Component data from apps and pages

=====

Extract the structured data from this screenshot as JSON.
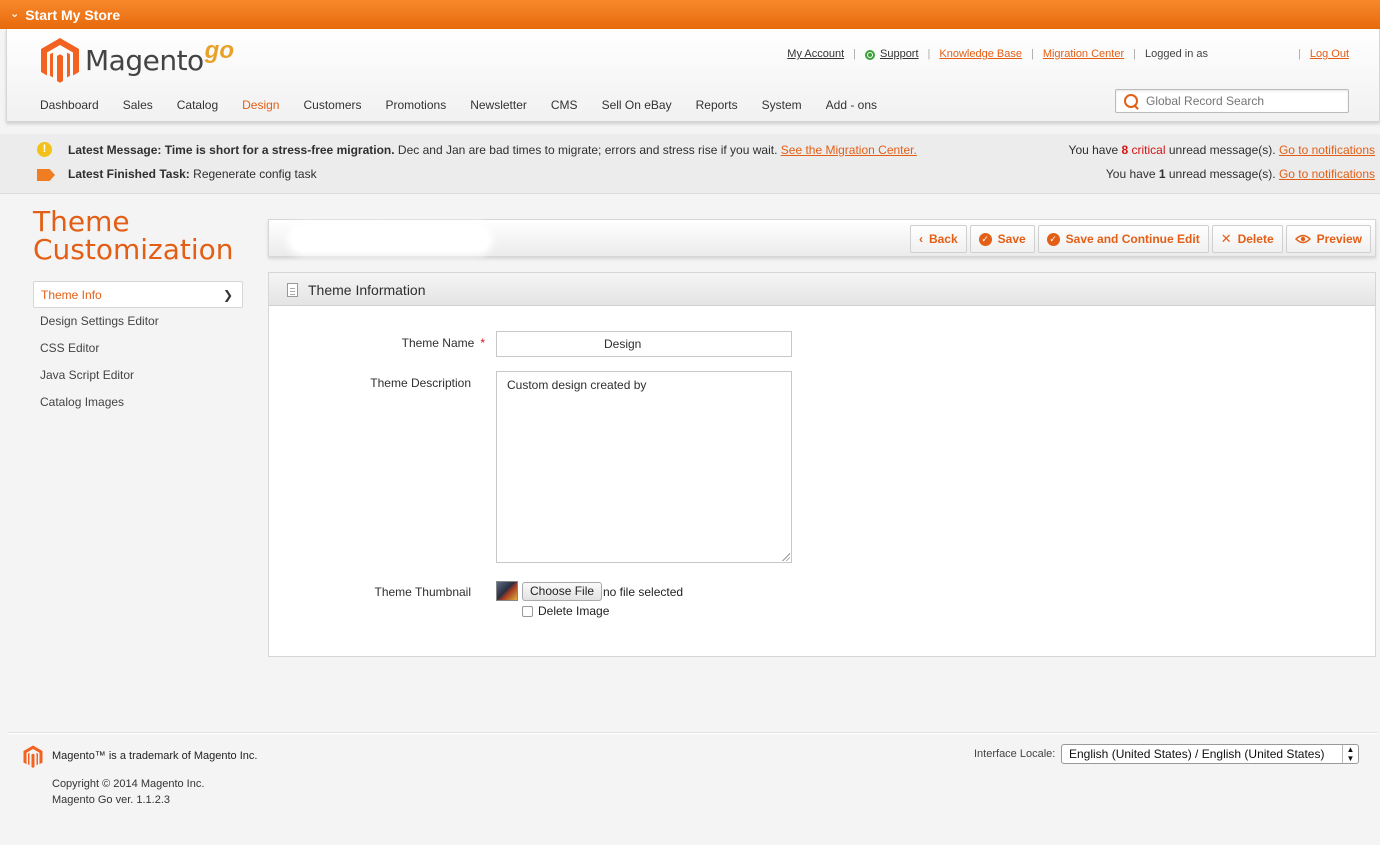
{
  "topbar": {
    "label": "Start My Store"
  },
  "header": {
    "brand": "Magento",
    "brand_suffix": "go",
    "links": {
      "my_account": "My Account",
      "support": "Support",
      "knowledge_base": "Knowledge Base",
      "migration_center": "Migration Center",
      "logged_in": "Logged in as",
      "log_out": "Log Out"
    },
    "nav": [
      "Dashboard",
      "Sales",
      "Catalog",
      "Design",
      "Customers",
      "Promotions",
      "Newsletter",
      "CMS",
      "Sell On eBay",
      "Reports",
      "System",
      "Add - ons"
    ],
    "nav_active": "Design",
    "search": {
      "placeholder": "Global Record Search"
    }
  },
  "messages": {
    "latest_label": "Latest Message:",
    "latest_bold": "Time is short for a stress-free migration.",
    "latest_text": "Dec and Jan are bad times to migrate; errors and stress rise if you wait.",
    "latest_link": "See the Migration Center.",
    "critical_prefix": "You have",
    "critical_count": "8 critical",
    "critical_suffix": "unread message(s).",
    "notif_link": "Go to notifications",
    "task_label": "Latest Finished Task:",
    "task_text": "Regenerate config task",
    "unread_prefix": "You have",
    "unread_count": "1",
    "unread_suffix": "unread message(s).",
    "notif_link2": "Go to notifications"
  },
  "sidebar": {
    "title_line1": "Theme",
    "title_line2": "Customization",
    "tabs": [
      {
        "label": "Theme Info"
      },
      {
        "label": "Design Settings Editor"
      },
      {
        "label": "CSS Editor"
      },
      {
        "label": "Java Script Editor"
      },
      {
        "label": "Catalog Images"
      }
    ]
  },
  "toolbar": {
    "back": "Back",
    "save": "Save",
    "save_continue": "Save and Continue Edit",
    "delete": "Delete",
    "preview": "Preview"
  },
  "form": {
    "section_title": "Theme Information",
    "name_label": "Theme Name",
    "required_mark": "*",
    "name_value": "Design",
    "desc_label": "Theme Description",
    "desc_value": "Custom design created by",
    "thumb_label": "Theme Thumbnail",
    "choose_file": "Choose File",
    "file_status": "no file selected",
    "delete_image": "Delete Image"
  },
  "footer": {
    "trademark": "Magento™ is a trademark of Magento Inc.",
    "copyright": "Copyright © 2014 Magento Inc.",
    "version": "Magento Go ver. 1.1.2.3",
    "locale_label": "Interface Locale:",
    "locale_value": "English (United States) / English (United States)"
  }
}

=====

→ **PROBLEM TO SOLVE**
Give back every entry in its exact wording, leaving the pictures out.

→ **WRITTEN SOLUTION**
Extract the structured data from this screenshot as JSON.
{
  "topbar": {
    "label": "Start My Store"
  },
  "header": {
    "brand": "Magento",
    "brand_suffix": "go",
    "links": {
      "my_account": "My Account",
      "support": "Support",
      "knowledge_base": "Knowledge Base",
      "migration_center": "Migration Center",
      "logged_in": "Logged in as",
      "log_out": "Log Out"
    },
    "nav": [
      "Dashboard",
      "Sales",
      "Catalog",
      "Design",
      "Customers",
      "Promotions",
      "Newsletter",
      "CMS",
      "Sell On eBay",
      "Reports",
      "System",
      "Add - ons"
    ],
    "nav_active": "Design",
    "search": {
      "placeholder": "Global Record Search"
    }
  },
  "messages": {
    "latest_label": "Latest Message:",
    "latest_bold": "Time is short for a stress-free migration.",
    "latest_text": "Dec and Jan are bad times to migrate; errors and stress rise if you wait.",
    "latest_link": "See the Migration Center.",
    "critical_prefix": "You have",
    "critical_count": "8 critical",
    "critical_suffix": "unread message(s).",
    "notif_link": "Go to notifications",
    "task_label": "Latest Finished Task:",
    "task_text": "Regenerate config task",
    "unread_prefix": "You have",
    "unread_count": "1",
    "unread_suffix": "unread message(s).",
    "notif_link2": "Go to notifications"
  },
  "sidebar": {
    "title_line1": "Theme",
    "title_line2": "Customization",
    "tabs": [
      {
        "label": "Theme Info"
      },
      {
        "label": "Design Settings Editor"
      },
      {
        "label": "CSS Editor"
      },
      {
        "label": "Java Script Editor"
      },
      {
        "label": "Catalog Images"
      }
    ]
  },
  "toolbar": {
    "back": "Back",
    "save": "Save",
    "save_continue": "Save and Continue Edit",
    "delete": "Delete",
    "preview": "Preview"
  },
  "form": {
    "section_title": "Theme Information",
    "name_label": "Theme Name",
    "required_mark": "*",
    "name_value": "Design",
    "desc_label": "Theme Description",
    "desc_value": "Custom design created by",
    "thumb_label": "Theme Thumbnail",
    "choose_file": "Choose File",
    "file_status": "no file selected",
    "delete_image": "Delete Image"
  },
  "footer": {
    "trademark": "Magento™ is a trademark of Magento Inc.",
    "copyright": "Copyright © 2014 Magento Inc.",
    "version": "Magento Go ver. 1.1.2.3",
    "locale_label": "Interface Locale:",
    "locale_value": "English (United States) / English (United States)"
  }
}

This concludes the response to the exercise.